15 September, 2008

In May 1985 in the journal Nature British Antarctic Survey scientists reported their discovery of an ‘ozone hole’ over Antarctica. The United Nations Environmental Programme proclaims 16 September the International Day for the Preservation of the Ozone Layer, commemorating the date in 1987 on which the Montreal Protocol on Substances that Deplete the Ozone Layer was signed. All but three of the UN Member States have now ratified the Protocol. The Montreal Protocol gives the world an example of how to successfully control a global environmental problem.

The 2008 Ozone Hole

The 2008 hole is larger and deeper than the holes that formed when the discovery was made, and is virtually the same size as the 2007 ozone hole.
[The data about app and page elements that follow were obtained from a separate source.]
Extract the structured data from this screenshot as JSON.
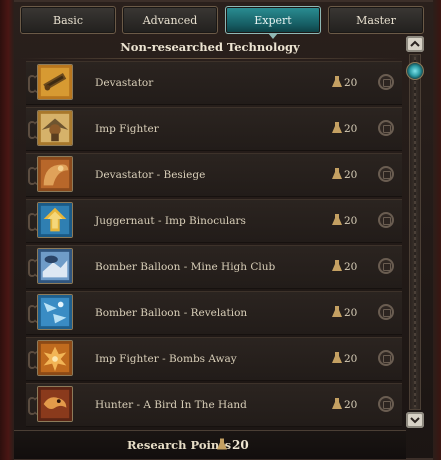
{
  "tabs": [
    {
      "label": "Basic",
      "active": false
    },
    {
      "label": "Advanced",
      "active": false
    },
    {
      "label": "Expert",
      "active": true
    },
    {
      "label": "Master",
      "active": false
    }
  ],
  "panel": {
    "title": "Non-researched Technology"
  },
  "items": [
    {
      "name": "Devastator",
      "cost": "20",
      "icon": "devastator-icon"
    },
    {
      "name": "Imp Fighter",
      "cost": "20",
      "icon": "imp-fighter-icon"
    },
    {
      "name": "Devastator - Besiege",
      "cost": "20",
      "icon": "besiege-icon"
    },
    {
      "name": "Juggernaut - Imp Binoculars",
      "cost": "20",
      "icon": "binoculars-icon"
    },
    {
      "name": "Bomber Balloon - Mine High Club",
      "cost": "20",
      "icon": "mine-high-club-icon"
    },
    {
      "name": "Bomber Balloon - Revelation",
      "cost": "20",
      "icon": "revelation-icon"
    },
    {
      "name": "Imp Fighter - Bombs Away",
      "cost": "20",
      "icon": "bombs-away-icon"
    },
    {
      "name": "Hunter - A Bird In The Hand",
      "cost": "20",
      "icon": "bird-in-hand-icon"
    }
  ],
  "footer": {
    "label": "Research Points",
    "value": "20",
    "icon": "research-flask-icon"
  },
  "colors": {
    "accent": "#1f8088",
    "text": "#d9cfb9",
    "row_bg": "#272019"
  }
}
However due to a stable atmospheric circulation this year, ozone depletion in 2008 got off to a slow start, and in August the hole was the smallest of the last decade. Since then it has grown very rapidly, and now covers some 24 million square kilometres, an area more than twice that of Europe.

The Antarctic ozone hole is caused by chlorine and bromine in the atmosphere, which come from CFCs and halons1. During the Antarctic winter, temperatures in the high atmosphere (the stratosphere), where most of the ozone is present, drop below -80°C and thin clouds form. Chemical reactions take place in the clouds and, when the sun returns in the spring, further reactions take place which destroy ozone. Typical ozone values for the Antarctic and the UK are around 300 Dobson Units2, but this drops to around 100 Dobson Units at the maximum of the ozone hole. When the ozone layer is thinnest much more ultra violet light can reach the surface.
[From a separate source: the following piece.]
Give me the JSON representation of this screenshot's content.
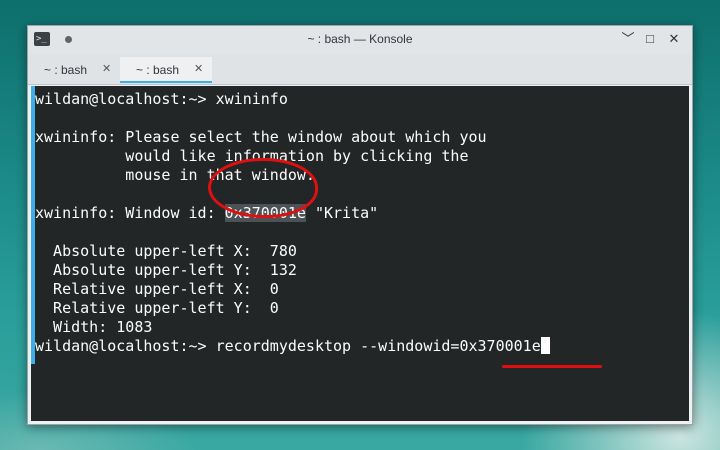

Although the ozone hole mostly affects the Antarctic, it can pass over southern South America and the Falkland Islands. The increased ultra violet light reaching the surface poses a medical hazard and residents of the area without suitable protection face the prospect of rapid sunburn.

BAS scientists have measured ozone for over 50 years and we have the longest record of ozone measurements in the Antarctic. There was no ozone hole until the late 1970s. The hole begins to form in the Antarctic winter, and reaches its largest extent every September, before disappearing again by mid summer.
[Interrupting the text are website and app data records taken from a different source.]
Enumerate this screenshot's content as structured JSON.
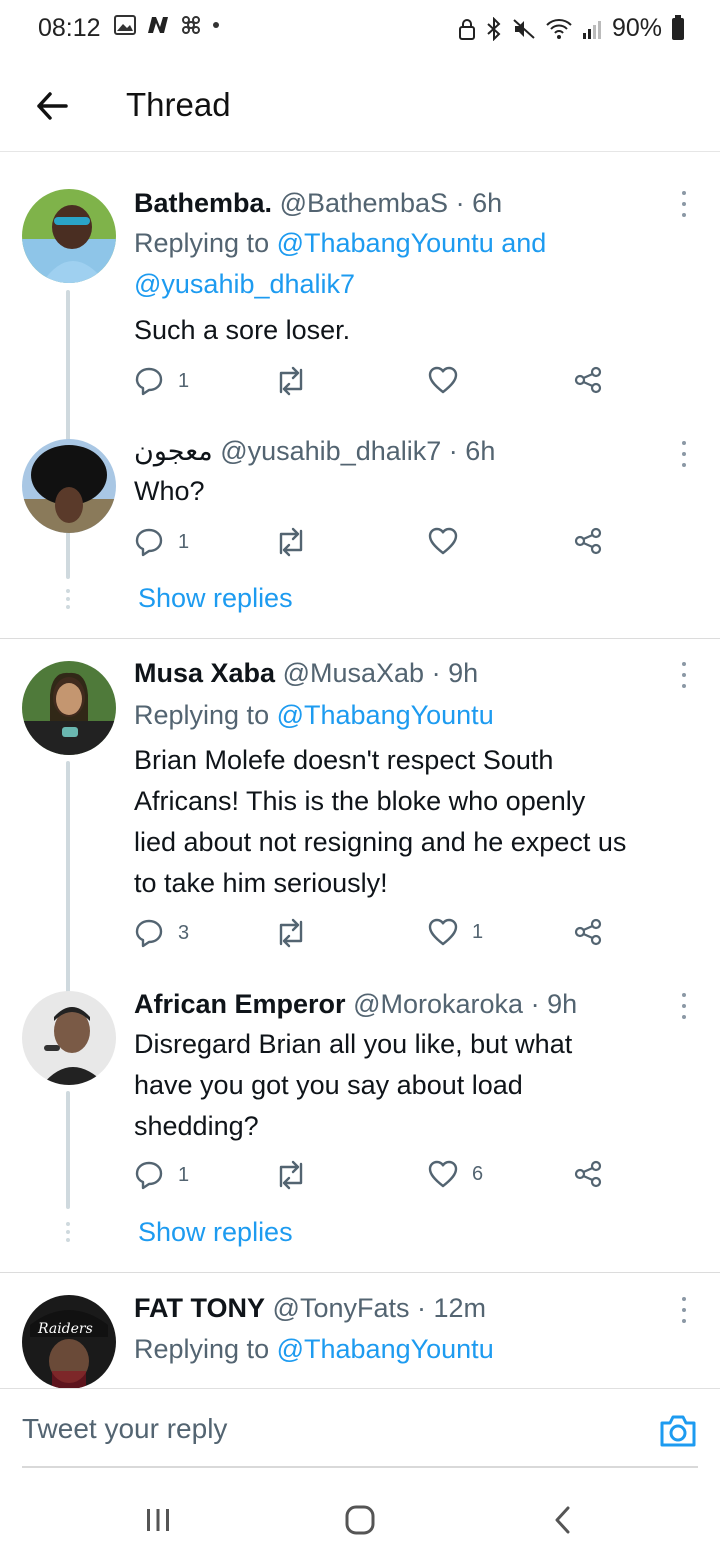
{
  "status_bar": {
    "time": "08:12",
    "battery": "90%",
    "left_icons": [
      "gallery-icon",
      "n-icon",
      "pinwheel-icon",
      "dot-icon"
    ],
    "right_icons": [
      "lock-icon",
      "bluetooth-icon",
      "mute-icon",
      "wifi-icon",
      "signal-icon",
      "battery-icon"
    ]
  },
  "header": {
    "title": "Thread",
    "back_icon": "arrow-left-icon"
  },
  "tweets": [
    {
      "name": "Bathemba.",
      "handle": "@BathembaS",
      "time": "6h",
      "replying_prefix": "Replying to",
      "replying_mentions": "@ThabangYountu and",
      "replying_mentions_2": "@yusahib_dhalik7",
      "text": "Such a sore loser.",
      "replies": "1",
      "retweets": "",
      "likes": ""
    },
    {
      "name": "معجون",
      "handle": "@yusahib_dhalik7",
      "time": "6h",
      "text": "Who?",
      "replies": "1",
      "retweets": "",
      "likes": ""
    },
    {
      "name": "Musa Xaba",
      "handle": "@MusaXab",
      "time": "9h",
      "replying_prefix": "Replying to",
      "replying_mentions": "@ThabangYountu",
      "text_lines": [
        "Brian Molefe doesn't respect South",
        "Africans! This is the bloke who openly",
        "lied about not resigning and he expect us",
        "to take him seriously!"
      ],
      "replies": "3",
      "retweets": "",
      "likes": "1"
    },
    {
      "name": "African Emperor",
      "handle": "@Morokaroka",
      "time": "9h",
      "text_lines": [
        "Disregard Brian all you like, but what",
        "have you got you say about load",
        "shedding?"
      ],
      "replies": "1",
      "retweets": "",
      "likes": "6"
    },
    {
      "name": "FAT TONY",
      "handle": "@TonyFats",
      "time": "12m",
      "replying_prefix": "Replying to",
      "replying_mentions": "@ThabangYountu"
    }
  ],
  "show_replies_label": "Show replies",
  "composer": {
    "placeholder": "Tweet your reply",
    "camera_icon": "camera-icon"
  },
  "nav": {
    "recents_icon": "recents-icon",
    "home_icon": "home-icon",
    "back_icon": "back-chevron-icon"
  },
  "colors": {
    "accent": "#1d9bf0",
    "secondary_text": "#536471",
    "primary_text": "#0f1419",
    "thread_line": "#cfd9de"
  }
}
Jonathan Shanklin, is one of the original team who first reported the ‘ozone hole’ and is the head of BAS’s Meteorological and Ozone Monitoring Unit (MOMU).

He says

“The restrictions of the Montreal Protocol on the release of ozone depleting chemicals are working, but the Antarctic ozone hole is still likely to appear for many decades. If there had been no Montreal Protocol we would now be seeing widespread ozone depletion across the globe. Rather surprisingly the Montreal Protocol has also reduced global warming because there has been a real decline in CFCs and halons, which are very effective greenhouse gasses. It’s important that society continues to take action to reduce its damage to the atmosphere, otherwise we will bequeath future generations a significantly different world from that of today.”


  1. Chlorofluorocarbons (CFCs) were used in refrigeration and air conditioning systems, foam blowing for cavity wall insulation etc, in industrial solvents etc. Halons were used in fire extinguishing systems. Their release is controlled by the Montreal Protocol and its extensions and their amount in the atmosphere is decreasing.
  2. If all the ozone in a vertical column above the observer was brought down to sea-level it would form a layer just 3 millimetres thick. This corresponds to 300 Dobson units.
  3. Ozone observations at Halley and Rothera are carried out by members of the British Antarctic Survey’s Meteorological and Ozone Monitoring Unit (MOMU).

Press Office:
Linda Capper (British Antarctic Survey) 01223 221448 lmca@bas.ac.uk

UN Environment Programme